What’s more, Sells and Credlin are just two of the many talented female staffers whom Abbott has employed and mentored in government and Opposition, earning him their passionate loyalty and affection in return.
Outside politics, a notable strong woman in Abbott’s circle is the Melbourne University Press publisher Louise Adler, for whom he wrote Battlelines. Adler’s integrity as chairwoman of Melbourne’s Methodist Ladies College board in sacking the college’s headmistress Abbott defended instinctively and loyally, even though he and Adler come from different points of the political spectrum.
If Abbott has a weakness with women, it’s not that he’s threatened by them. It’s that he is often so drawn to them that he suppresses doubts about the ulterior motives of strong women who impress him and, like Delilah with Samson, some take full advantage. A good example is the female leadership of his department, who could do no wrong in Abbott’s eyes, even though some of them ridiculed his social conservatism and undermined his policy agenda behind his back. It’s worth noting that Abbott personally intervened to save Jane Halton’s job after the 2004 election against her critics in the PM’s office.
As his opposite number in health and now the leadership, the prime minister has long sussed out his difficulty with confronting personal attacks by women. Julia Gillard’s letting her “handbag hit squad” loose, allowing Roxon and other female ministers to try and tie Abbott into the ugly personal attack on the prime minister’s recent bereavement by broadcaster Alan Jones, and now going in so viciously herself, takes full but cowardly political advantage of Abbott’s old-fashioned but very honourable courtesy towards women.
Not expecting retaliation in kind from him, Labor has declared open season on Tony Abbott the man while that very man is gracious about Gillard the woman (a private being separate from the PM and politician) – witness the generosity of his words on the death of the PM’s father, or his obvious ambivalence about engaging on the questions over Gillard’s past.

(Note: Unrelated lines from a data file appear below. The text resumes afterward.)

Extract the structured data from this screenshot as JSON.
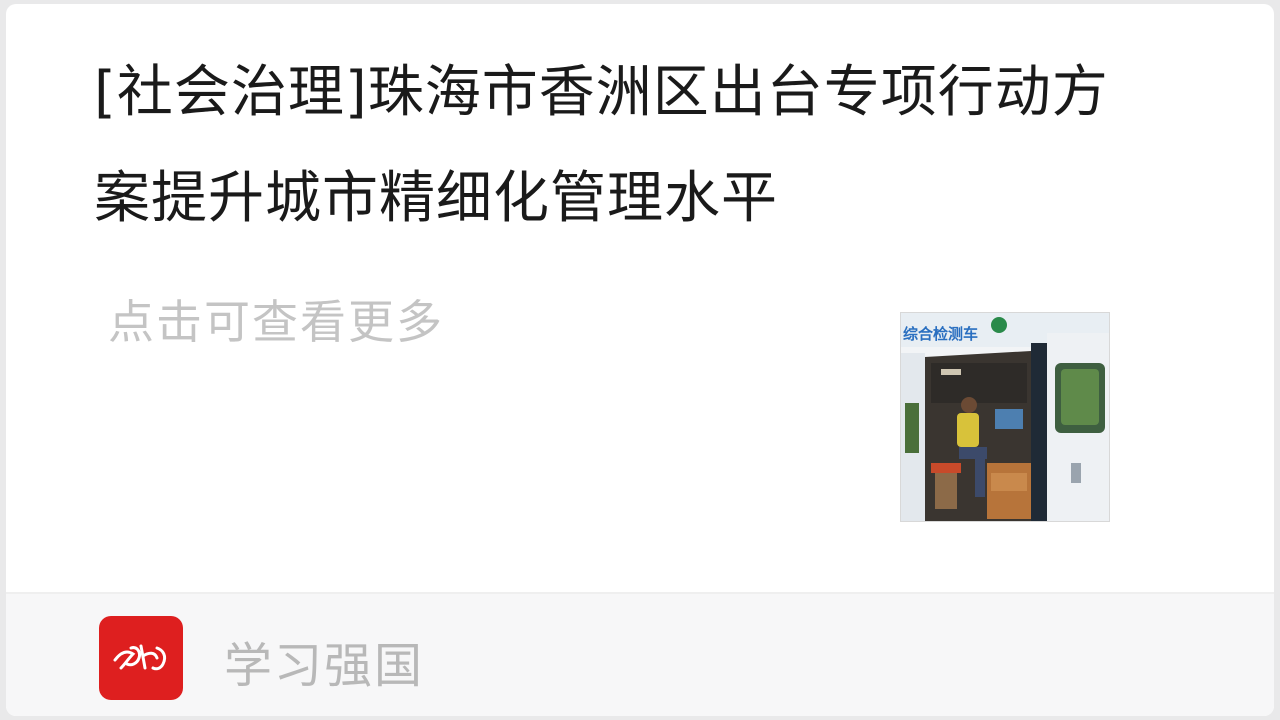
{
  "card": {
    "title": "[社会治理]珠海市香洲区出台专项行动方案提升城市精细化管理水平",
    "more_label": "点击可查看更多",
    "thumbnail_text": "综合检测车"
  },
  "footer": {
    "source_name": "学习强国",
    "logo_icon": "xuexi-qiangguo-logo-icon",
    "logo_color": "#de1f1f"
  }
}
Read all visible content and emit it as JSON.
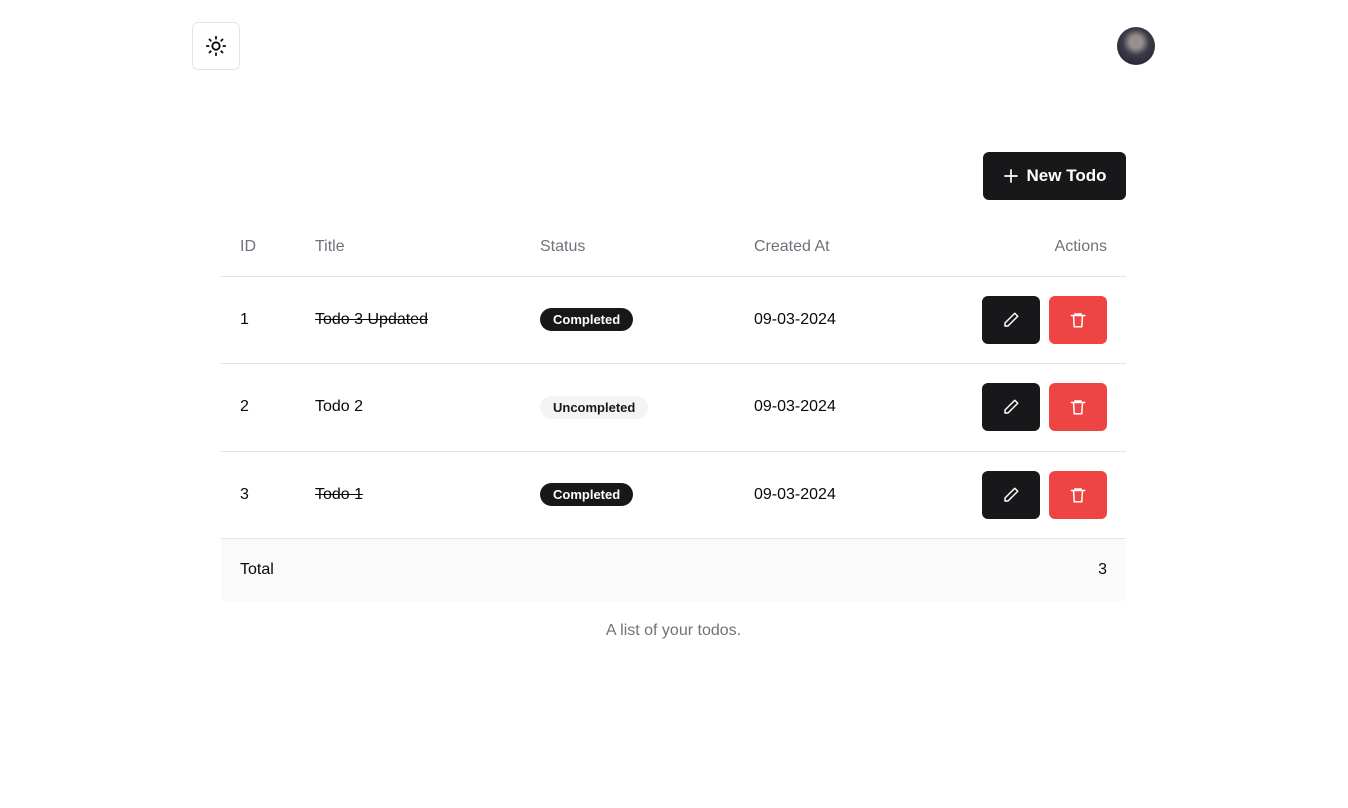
{
  "header": {
    "theme_icon": "sun-icon",
    "avatar_alt": "user avatar"
  },
  "toolbar": {
    "new_label": "New Todo",
    "new_icon": "plus-icon"
  },
  "table": {
    "columns": [
      "ID",
      "Title",
      "Status",
      "Created At",
      "Actions"
    ],
    "rows": [
      {
        "id": "1",
        "title": "Todo 3 Updated",
        "status": "Completed",
        "created": "09-03-2024",
        "done": true
      },
      {
        "id": "2",
        "title": "Todo 2",
        "status": "Uncompleted",
        "created": "09-03-2024",
        "done": false
      },
      {
        "id": "3",
        "title": "Todo 1",
        "status": "Completed",
        "created": "09-03-2024",
        "done": true
      }
    ],
    "footer": {
      "label": "Total",
      "value": "3"
    },
    "caption": "A list of your todos."
  },
  "colors": {
    "primary": "#18181b",
    "danger": "#ef4444"
  }
}
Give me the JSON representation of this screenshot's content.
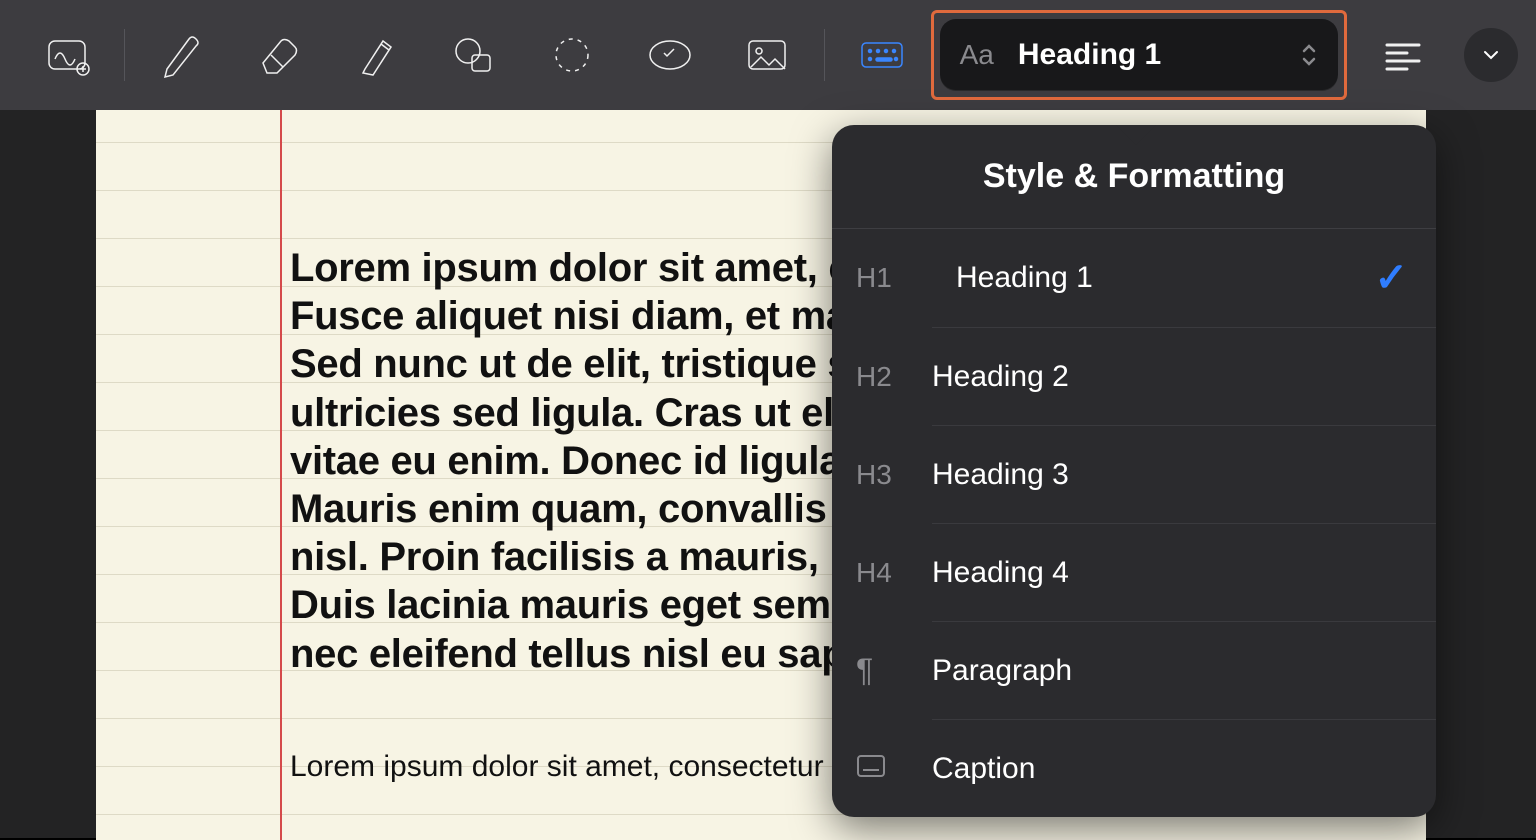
{
  "toolbar": {
    "style_label": "Heading 1",
    "style_prefix": "Aa"
  },
  "popover": {
    "title": "Style & Formatting",
    "items": [
      {
        "prefix": "H1",
        "label": "Heading 1",
        "selected": true
      },
      {
        "prefix": "H2",
        "label": "Heading 2",
        "selected": false
      },
      {
        "prefix": "H3",
        "label": "Heading 3",
        "selected": false
      },
      {
        "prefix": "H4",
        "label": "Heading 4",
        "selected": false
      },
      {
        "prefix": "¶",
        "label": "Paragraph",
        "selected": false,
        "icon": "pilcrow"
      },
      {
        "prefix": "",
        "label": "Caption",
        "selected": false,
        "icon": "caption"
      }
    ]
  },
  "document": {
    "heading_text": "Lorem ipsum dolor sit amet, consectetur adipiscing elit. Fusce aliquet nisi diam, et maximus quam sodales sed. Sed nunc ut de elit, tristique sed tincidunt ultricies, ultricies sed ligula. Cras ut elit tempor, nec consectetur vitae eu enim. Donec id ligula porttitor efficitur aliquam. Mauris enim quam, convallis eu tincidunt et, dictum quis nisl. Proin facilisis a mauris, nec cursus magna tristique. Duis lacinia mauris eget semper ultricies, nibh lacus quis, nec eleifend tellus nisl eu sapien.",
    "paragraph_text": "Lorem ipsum dolor sit amet, consectetur adipiscing elit."
  }
}
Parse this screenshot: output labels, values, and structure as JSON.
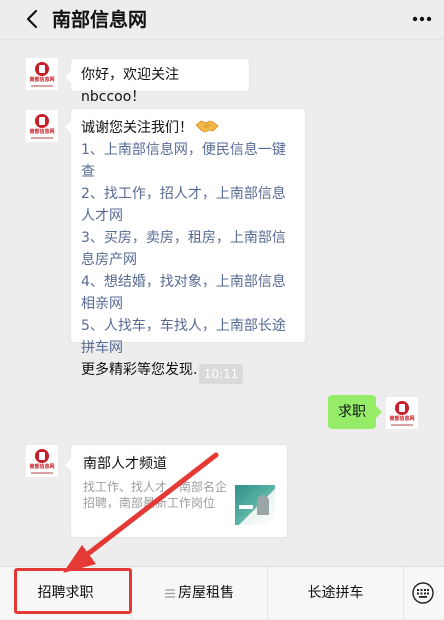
{
  "header": {
    "title": "南部信息网"
  },
  "account": {
    "avatar_line1": "南部信息网",
    "avatar_line2": ""
  },
  "messages": {
    "greeting": "你好，欢迎关注nbccoo！",
    "thanks_intro": "诚谢您关注我们！",
    "items": [
      "1、上南部信息网，便民信息一键查",
      "2、找工作，招人才，上南部信息人才网",
      "3、买房，卖房，租房，上南部信息房产网",
      "4、想结婚，找对象，上南部信息相亲网",
      "5、人找车，车找人，上南部长途拼车网"
    ],
    "more": "更多精彩等您发现..."
  },
  "timestamp": "10:11",
  "user_message": "求职",
  "card": {
    "title": "南部人才频道",
    "desc": "找工作、找人才，南部名企招聘，南部最新工作岗位"
  },
  "menu": {
    "item1": "招聘求职",
    "item2": "房屋租售",
    "item3": "长途拼车"
  },
  "colors": {
    "link": "#576b95",
    "user_bubble": "#95ec69",
    "annotation": "#e53935",
    "brand_red": "#c81e27"
  }
}
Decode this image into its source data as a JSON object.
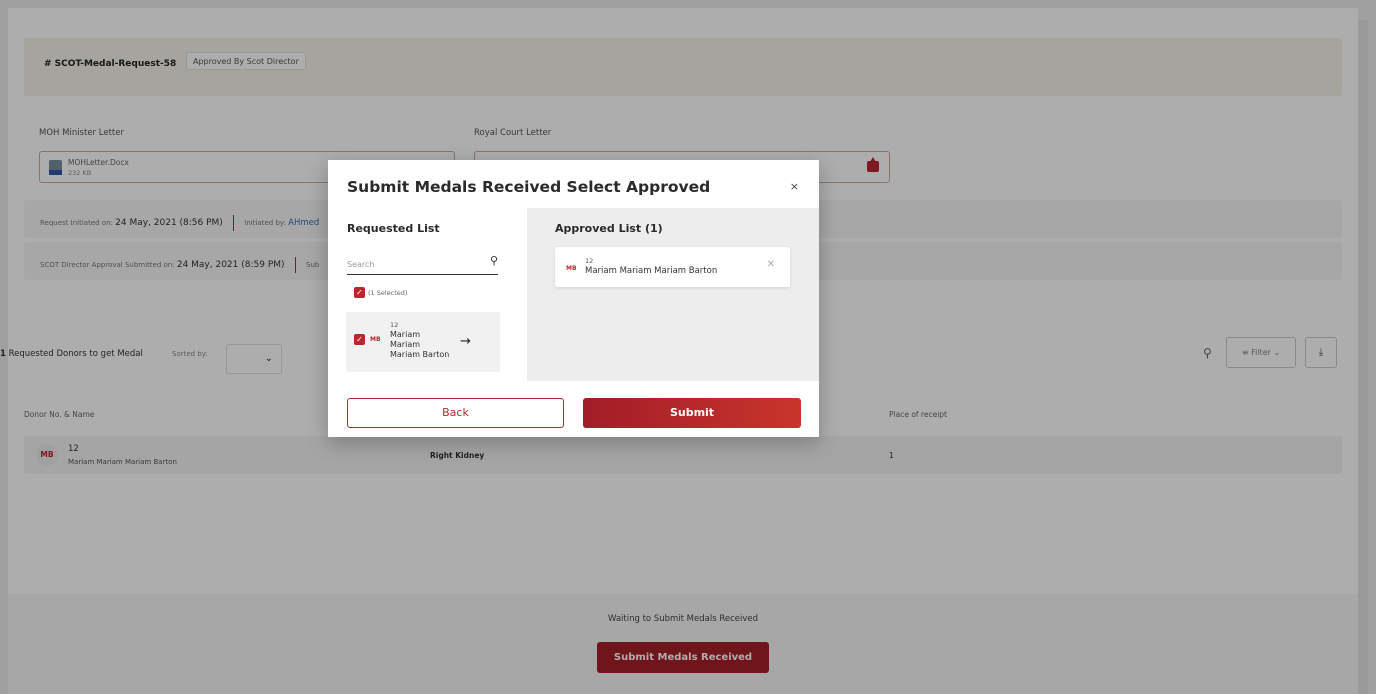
{
  "header": {
    "request_id": "# SCOT-Medal-Request-58",
    "status": "Approved By Scot Director"
  },
  "files": {
    "moh_label": "MOH Minister Letter",
    "moh_file_name": "MOHLetter.Docx",
    "moh_file_size": "232 KB",
    "royal_label": "Royal Court Letter"
  },
  "request_info": {
    "initiated_label": "Request Initiated on:",
    "initiated_date": "24 May, 2021 (8:56 PM)",
    "initiated_by_label": "Initiated by:",
    "initiated_by": "AHmed"
  },
  "director_info": {
    "submitted_label": "SCOT Director Approval Submitted on:",
    "submitted_date": "24 May, 2021 (8:59 PM)",
    "trailing": "Sub"
  },
  "donors": {
    "count": "1",
    "title": "Requested Donors to get Medal",
    "sorted_label": "Sorted by:",
    "filter_label": "Filter",
    "columns": [
      "Donor No. & Name",
      "Place of receipt"
    ],
    "rows": [
      {
        "initials": "MB",
        "number": "12",
        "name": "Mariam Mariam Mariam Barton",
        "organ": "Right Kidney",
        "place": "1"
      }
    ]
  },
  "footer": {
    "waiting_text": "Waiting to Submit Medals Received",
    "submit_label": "Submit Medals Received"
  },
  "modal": {
    "title": "Submit Medals Received Select Approved",
    "close": "×",
    "requested_title": "Requested List",
    "search_placeholder": "Search",
    "selected_label": "(1 Selected)",
    "requested_item": {
      "initials": "MB",
      "number": "12",
      "name_line1": "Mariam",
      "name_line2": "Mariam",
      "name_line3": "Mariam Barton"
    },
    "approved_title": "Approved List (1)",
    "approved_item": {
      "initials": "MB",
      "number": "12",
      "name": "Mariam Mariam Mariam Barton"
    },
    "back_label": "Back",
    "submit_label": "Submit"
  },
  "colors": {
    "accent": "#b8262e",
    "accent_dark": "#a21d28",
    "link": "#2f6fb0"
  },
  "icons": [
    "file-icon",
    "upload-icon",
    "search-icon",
    "filter-icon",
    "download-icon",
    "close-icon",
    "arrow-right-icon",
    "check-icon",
    "remove-icon",
    "chevron-down-icon"
  ]
}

On Gillard’s attack on him over the Jones issue, Abbott need only have pointed to the Hansard of the condolence debate and say "you can believe what I say because I say what I believe". Gillard’s now notorious parliamentary speech diminished her in sweeping his sincere comforting words aside for tawdry political points.
While Gillard’s feminist and media fan club insists that any criticism of her as a politician and policymaker is, as one female academic wrote in The Sunday Age, a “gendered attack” by the great conspiracy of nutjobs and misogynists. While insisting that asking legitimate questions of her past and present conduct therefore is tainted and out-of-bounds, these same aggrieved and angry ants are happily traducing Abbott for political advantage. Courtesies demanded for Ms Gillard aren’t being extended to him, and Abbott’s forbearance against these onslaughts is typical of him. Labor’s political goals from this assault are to bring Abbott down, and to quarantine Gillard from criticism on the ludicrous grounds that to question her performance as a politician is picking on her as a woman.
Now even the private and politics-shy Mrs Abbott has recognised that Labor’s handbag hit squad mustn’t get away with trashing a fundamental but unfashionable truth about Tony Abbott – that instead of denigrating women, their hopes and aspirations, our alternative prime minister deeply respects them, sometimes to a fault. But in the face of Labor’s vicious personal attacks, Abbott and those who know him can say with pride that any such fault is a most honourable one.
Terry Barnes is principal of consultancy Cormorant Policy Advice. He worked closely with Tony Abbott from 2003 to 2007 as Abbott’s senior health policy adviser. This article is a based on a blog first posted on Terry Barnes’s website, cormorant.net.au